The stream handler guard safely stops our stream and acquisition when closing the application. Also make sure that you include the single stream handler header.

#include <cvb/async/single_stream_handler.hpp>
Cvb::StreamHandlerGuard guard(Cvb::SingleStreamHandler::Create(stream), Cvb::AutoRun::Yes);

Last but not least we resize our view, show it, and execute our application by returning app.exec():

view.resize(640, 480);
view.show();
return app.exec();

At the end your main class should look something like this:

#include <QApplication>
#include <QQuickView>
#include <QQmlContext>

#include <cvb/ui/image_view_item.hpp>
#include <cvb/device_factory.hpp>
#include <cvb/async/single_stream_handler.hpp>
int main(int argc, char* argv[])
{              
                //include QApplication
		QApplication app(argc, argv);

                //include cvb image view item
		Cvb::UI::ImageViewItem::Register();

		QQuickView view;
		view.setResizeMode(QQuickView::SizeRootObjectToView);

		//load qml file according to your UI file path
	       view.setSource(QUrl::fromLocalFile("C:/Users/m.glaser/source/repos/Tutorial/mainUI.qml"));

		//include qqml context
		auto context = view.rootContext();

		Cvb::UI::ImageController imageController;
		context->setContextProperty("mainImage", &imageController);

		//open device, mock.vin in our case
		//include device factory
		auto device = Cvb::DeviceFactory::Open(Cvb::InstallPath() + CVB_LIT("drivers/CVMock.vin"), Cvb::AcquisitionStack::Vin);

		//refresh the image display through the controller object
		//stream still not started
		imageController.Refresh(device->DeviceImage(), Cvb::UI::AutoRefresh::On);

		// get the first stream of the device
		// or use device->Stream(index) to get another stream
		auto stream = device->Stream();

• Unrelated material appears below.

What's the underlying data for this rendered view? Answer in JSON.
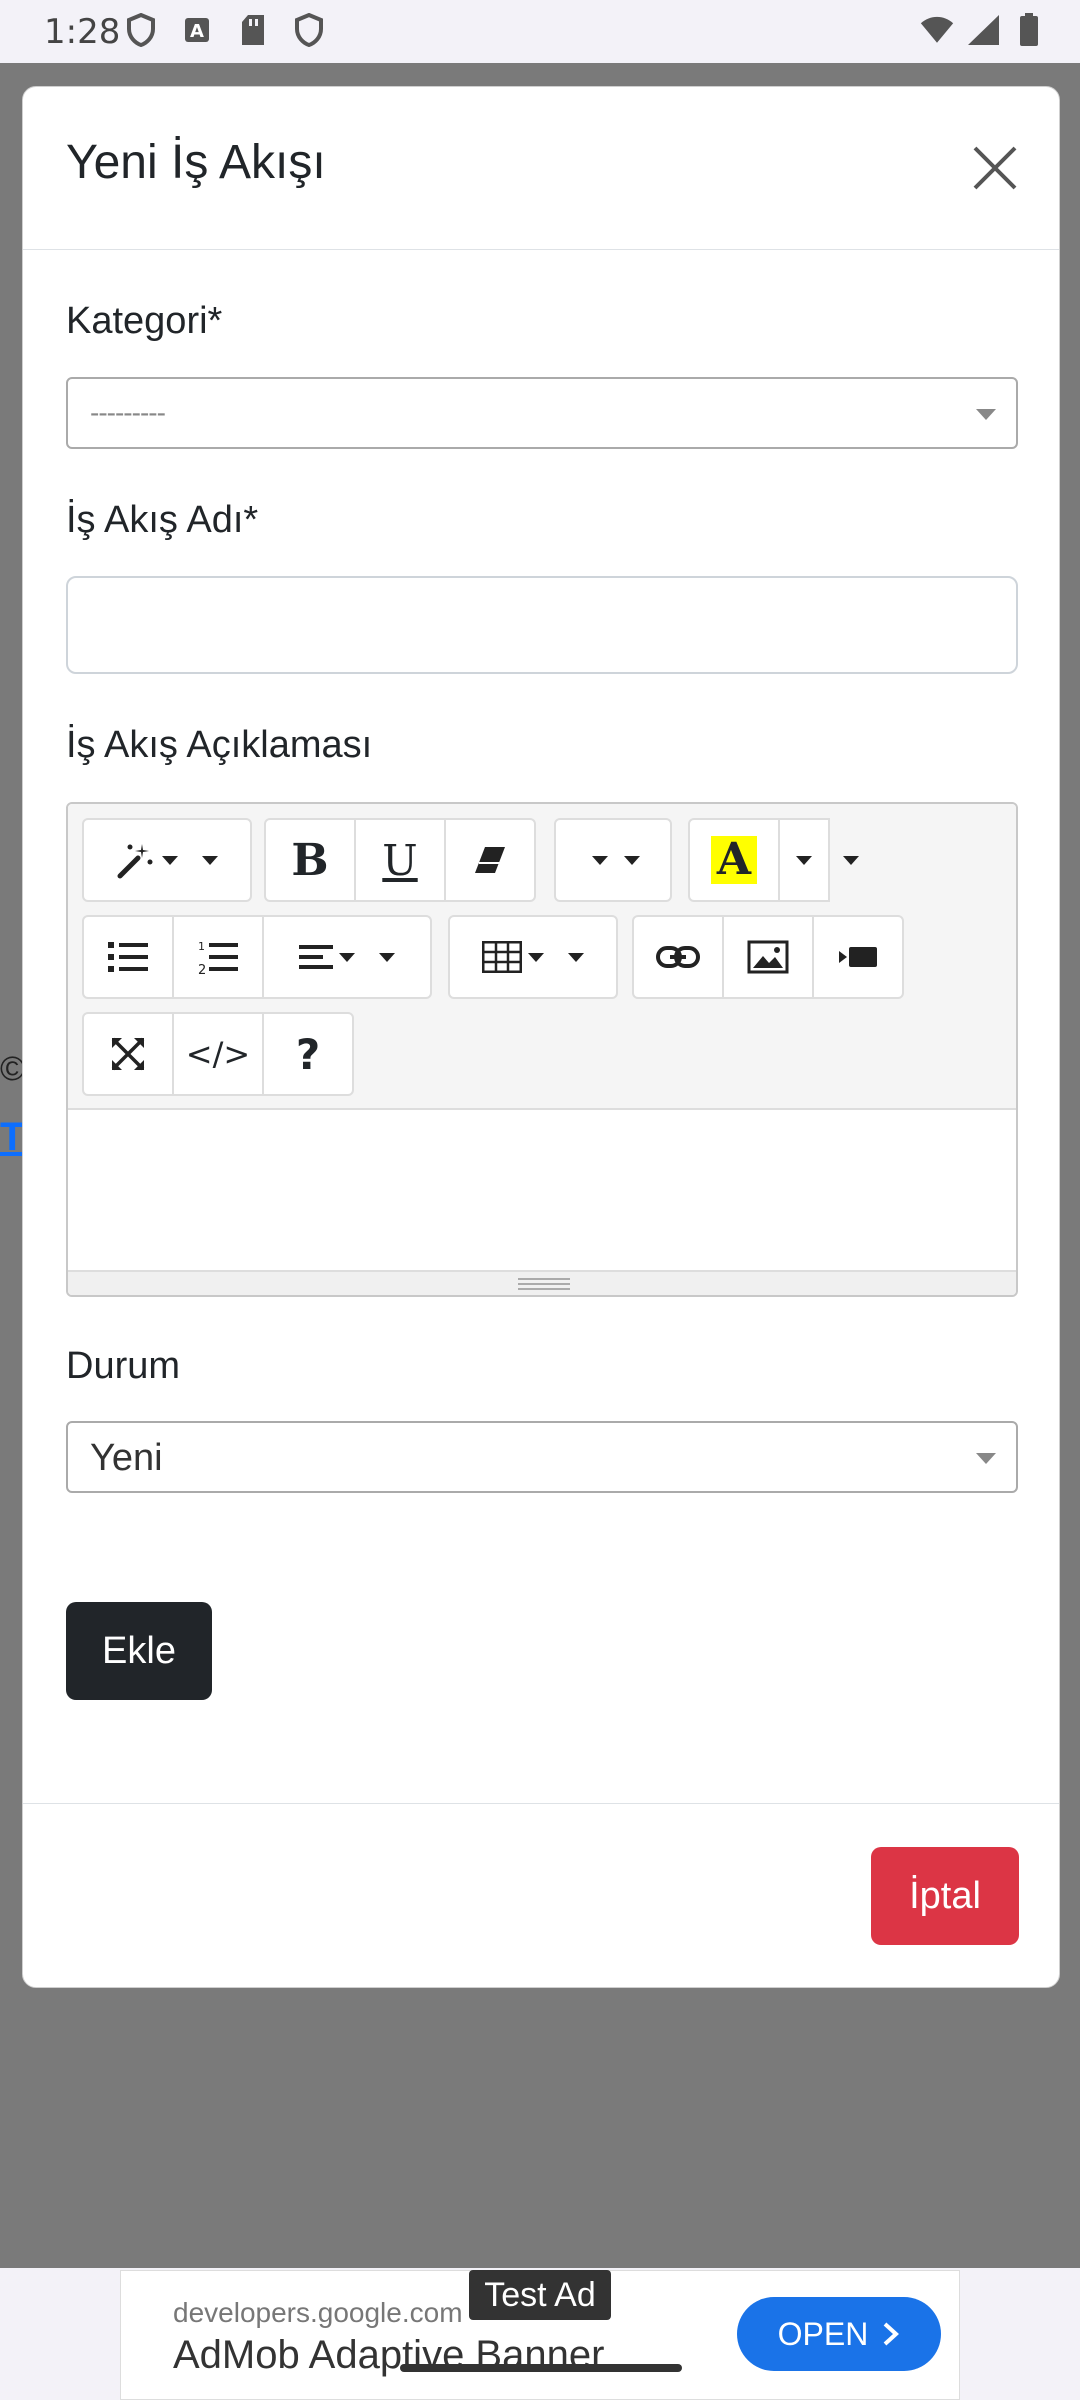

		// There are two ways to run the acquisition:
		// - Either via stream->Start() and stream->Wait() in a separate thread
		// - or via SingleStreamHandler (Run() / Finish())
		//include single stream handler
		Cvb::StreamHandlerGuard guard(Cvb::SingleStreamHandler::Create(stream), Cvb::AutoRun::Yes);

		view.resize(640, 480);
		view.show();
		return app.exec();
}

That already wraps up this tutorial :smile: . I hope you found this little tutorial helpful.

3 Likes

Note to the CMakeList:

I made a mistake there, you need to include Qt5Widgets not OpenGL, sorry for that :sweat_smile: .
This results in the CmakeList looking like this:

cmake_minimum_required (VERSION 3.8)

project ("Tutorial")

add_executable (Tutorial WIN32 "Tutorial.cpp")

file(TO_CMAKE_PATH "$ENV{CVB}/cmake" CVB_MODULE_PATH)
set(CMAKE_MODULE_PATH "${CMAKE_MODULE_PATH}" "${CVB_MODULE_PATH}")
find_package(CVB REQUIRED COMPONENTS CvbQuick)

find_package(Qt5Widgets REQUIRED)
find_package(Qt5Quick REQUIRED)

target_link_libraries(${PROJECT_NAME}
  CVB::CvbDriver
  CVB::CvbUI
  Qt5::Qml
  Qt5::Quick
  Qt5::Widgets
  )

Another note to the main function:

If you initialize the context property after you set the source of the view it results in an error message like this: “ReferenceError: mainImage is not defined”.
Even though this error occures the application should work as intended.

To solve this error just set the context property before you set the source of the view:

//include qqml context
	auto context = view.rootContext();

	Cvb::UI::ImageController imageController;
	context->setContextProperty("mainImage", &imageController);

	//load qml file according to your UI file path
	view.setSource(QUrl::fromLocalFile("C:/Users/m.glaser/source/repos/Tutorial/mainUI.qml"));	

Sorry if you experienced some inconveniences and have fun coding :smile: .

1 Like